Where several insurance companies take separate risks upon the same property, and a lOBS occurs, the companies are liable in the ratio that their risks bear respectively to the total risk.
Action at law, tried before the court without a jury upon an agreed tatement of facts. W. D. Cornish, for plaintiffs. C. K. Davis, for defendant. NELSON, D. J. This suit is brought against the defendant upon an insurance policy, dated February 22, 1881, by the terms.of which it insured the plaintiffs, as their interest might appear, against loss or damage by fire "to the amount of $20,000 upon grain held by them in storage, or in trust, or on commission, or sold but not delivered, contained in elevators and warehouses situate on the lines of the Northern Pacific and St. Paul, Minneapolis & Manitoba Railroads, . as per schedule herewith, as the same may be owned, controlled, or leased by the said assured." The schedule referred to, and which was attached and made a part of the policy of insurance, was in words and figures as follows:
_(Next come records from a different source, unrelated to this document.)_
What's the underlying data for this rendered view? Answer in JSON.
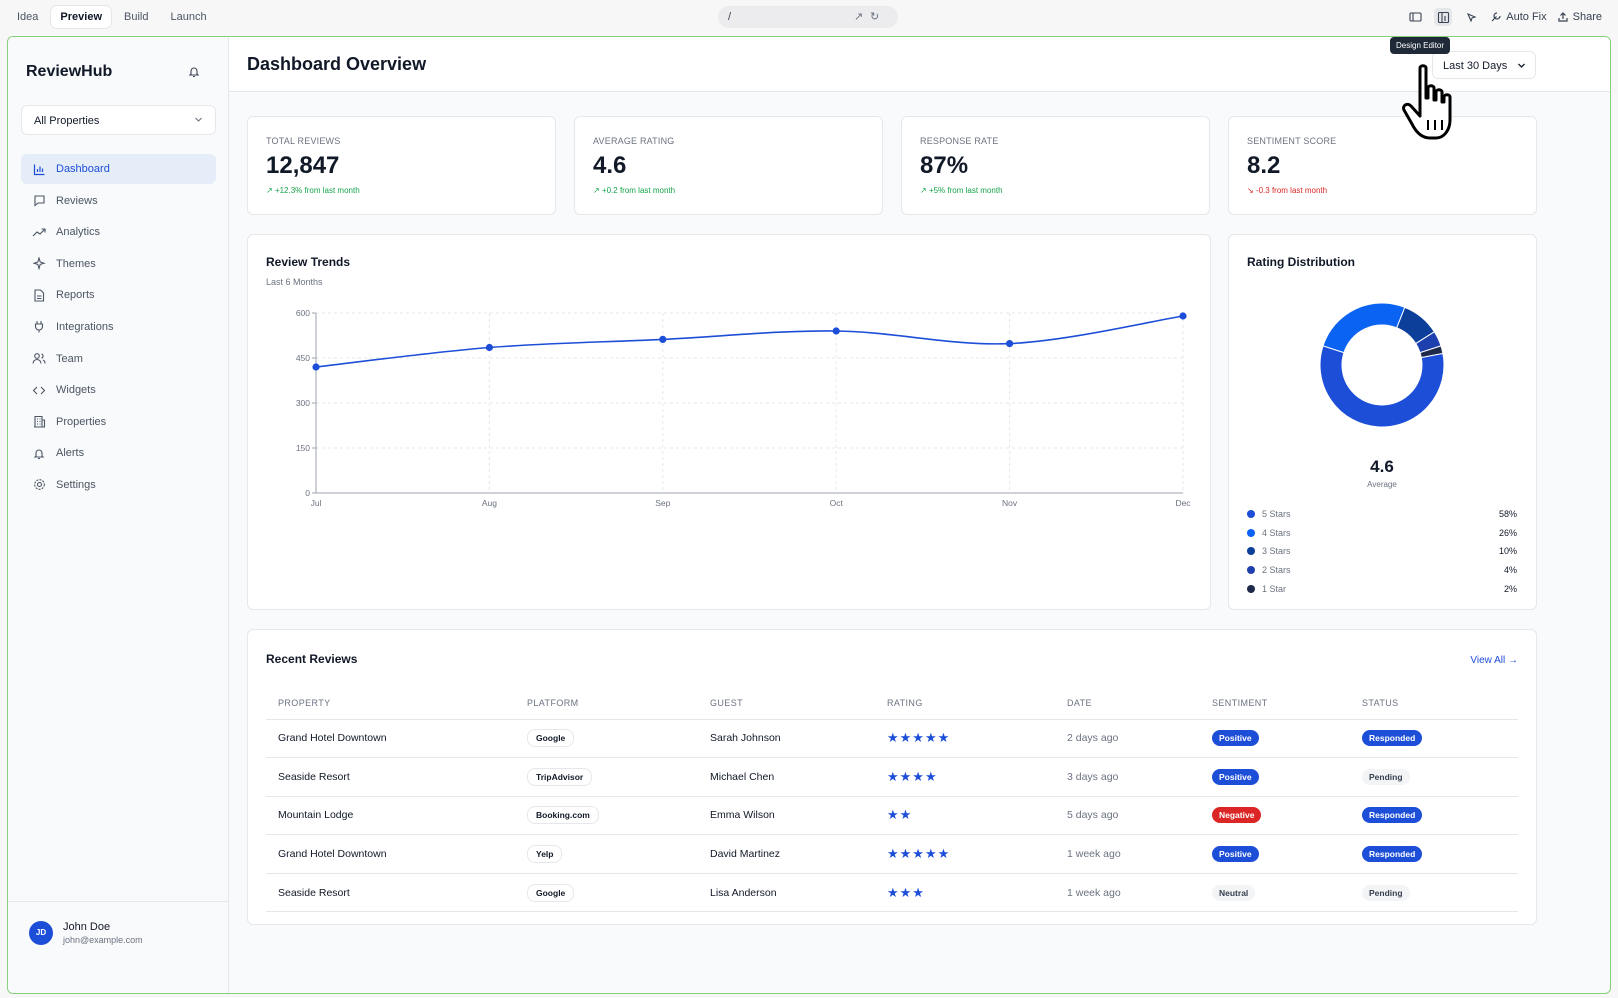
{
  "topbar": {
    "tabs": [
      "Idea",
      "Preview",
      "Build",
      "Launch"
    ],
    "active_tab": "Preview",
    "url_path": "/",
    "auto_fix": "Auto Fix",
    "share": "Share",
    "tooltip": "Design Editor"
  },
  "sidebar": {
    "brand": "ReviewHub",
    "property_select": "All Properties",
    "items": [
      {
        "label": "Dashboard",
        "icon": "bar-chart-icon",
        "active": true
      },
      {
        "label": "Reviews",
        "icon": "message-square-icon"
      },
      {
        "label": "Analytics",
        "icon": "trending-up-icon"
      },
      {
        "label": "Themes",
        "icon": "sparkles-icon"
      },
      {
        "label": "Reports",
        "icon": "file-text-icon"
      },
      {
        "label": "Integrations",
        "icon": "plug-icon"
      },
      {
        "label": "Team",
        "icon": "users-icon"
      },
      {
        "label": "Widgets",
        "icon": "code-icon"
      },
      {
        "label": "Properties",
        "icon": "building-icon"
      },
      {
        "label": "Alerts",
        "icon": "bell-icon"
      },
      {
        "label": "Settings",
        "icon": "gear-icon"
      }
    ],
    "user": {
      "initials": "JD",
      "name": "John Doe",
      "email": "john@example.com"
    }
  },
  "header": {
    "title": "Dashboard Overview",
    "range": "Last 30 Days"
  },
  "stats": [
    {
      "label": "TOTAL REVIEWS",
      "value": "12,847",
      "delta": "+12.3% from last month",
      "trend": "up"
    },
    {
      "label": "AVERAGE RATING",
      "value": "4.6",
      "delta": "+0.2 from last month",
      "trend": "up"
    },
    {
      "label": "RESPONSE RATE",
      "value": "87%",
      "delta": "+5% from last month",
      "trend": "up"
    },
    {
      "label": "SENTIMENT SCORE",
      "value": "8.2",
      "delta": "-0.3 from last month",
      "trend": "down"
    }
  ],
  "trends": {
    "title": "Review Trends",
    "subtitle": "Last 6 Months"
  },
  "distribution": {
    "title": "Rating Distribution",
    "average": "4.6",
    "average_label": "Average"
  },
  "chart_data": [
    {
      "type": "line",
      "title": "Review Trends",
      "x": [
        "Jul",
        "Aug",
        "Sep",
        "Oct",
        "Nov",
        "Dec"
      ],
      "values": [
        420,
        485,
        512,
        540,
        498,
        590
      ],
      "ylim": [
        0,
        600
      ],
      "yticks": [
        0,
        150,
        300,
        450,
        600
      ],
      "grid": true,
      "color": "#1d4ed8"
    },
    {
      "type": "pie",
      "title": "Rating Distribution",
      "labels": [
        "5 Stars",
        "4 Stars",
        "3 Stars",
        "2 Stars",
        "1 Star"
      ],
      "values": [
        58,
        26,
        10,
        4,
        2
      ],
      "value_labels": [
        "58%",
        "26%",
        "10%",
        "4%",
        "2%"
      ],
      "colors": [
        "#1d4ed8",
        "#0b63f3",
        "#0b3f9a",
        "#1e40af",
        "#1e2a4a"
      ]
    }
  ],
  "reviews": {
    "title": "Recent Reviews",
    "view_all": "View All",
    "columns": [
      "PROPERTY",
      "PLATFORM",
      "GUEST",
      "RATING",
      "DATE",
      "SENTIMENT",
      "STATUS"
    ],
    "rows": [
      {
        "property": "Grand Hotel Downtown",
        "platform": "Google",
        "guest": "Sarah Johnson",
        "rating": 5,
        "date": "2 days ago",
        "sentiment": "Positive",
        "status": "Responded"
      },
      {
        "property": "Seaside Resort",
        "platform": "TripAdvisor",
        "guest": "Michael Chen",
        "rating": 4,
        "date": "3 days ago",
        "sentiment": "Positive",
        "status": "Pending"
      },
      {
        "property": "Mountain Lodge",
        "platform": "Booking.com",
        "guest": "Emma Wilson",
        "rating": 2,
        "date": "5 days ago",
        "sentiment": "Negative",
        "status": "Responded"
      },
      {
        "property": "Grand Hotel Downtown",
        "platform": "Yelp",
        "guest": "David Martinez",
        "rating": 5,
        "date": "1 week ago",
        "sentiment": "Positive",
        "status": "Responded"
      },
      {
        "property": "Seaside Resort",
        "platform": "Google",
        "guest": "Lisa Anderson",
        "rating": 3,
        "date": "1 week ago",
        "sentiment": "Neutral",
        "status": "Pending"
      }
    ]
  }
}
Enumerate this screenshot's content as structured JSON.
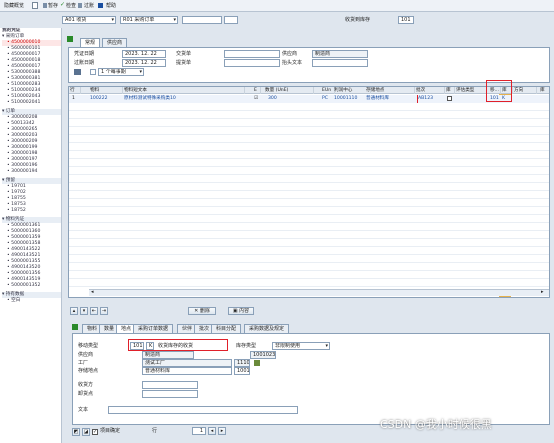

"On grain owned or held by them in storage, or in trust, or on commission, or sold but not delivered, contained in elevators, warehouses, situate on the lines of the Nor.thern Pacific and St. Paul, Minneapolis & Manitoba Railroads, as per schedule herewith, as the same may be owned, controlled, or leased by the said <JSsured. "It is understood and agreed that, in case of loss under this policy, this company shall be liable only for such proportion of the whole loss as the amount of this insurance bears to the cash value of the whole property herein described and contained in the elevators and warehouses, in schedule herewith, at the time of the fire. "Permission to clean grain, and to make ordinary alterations and repairs in and to any of the buildings named in this schedule, and to run at night when necessary. Other insurance permitted, without notice, until requiJ;ed.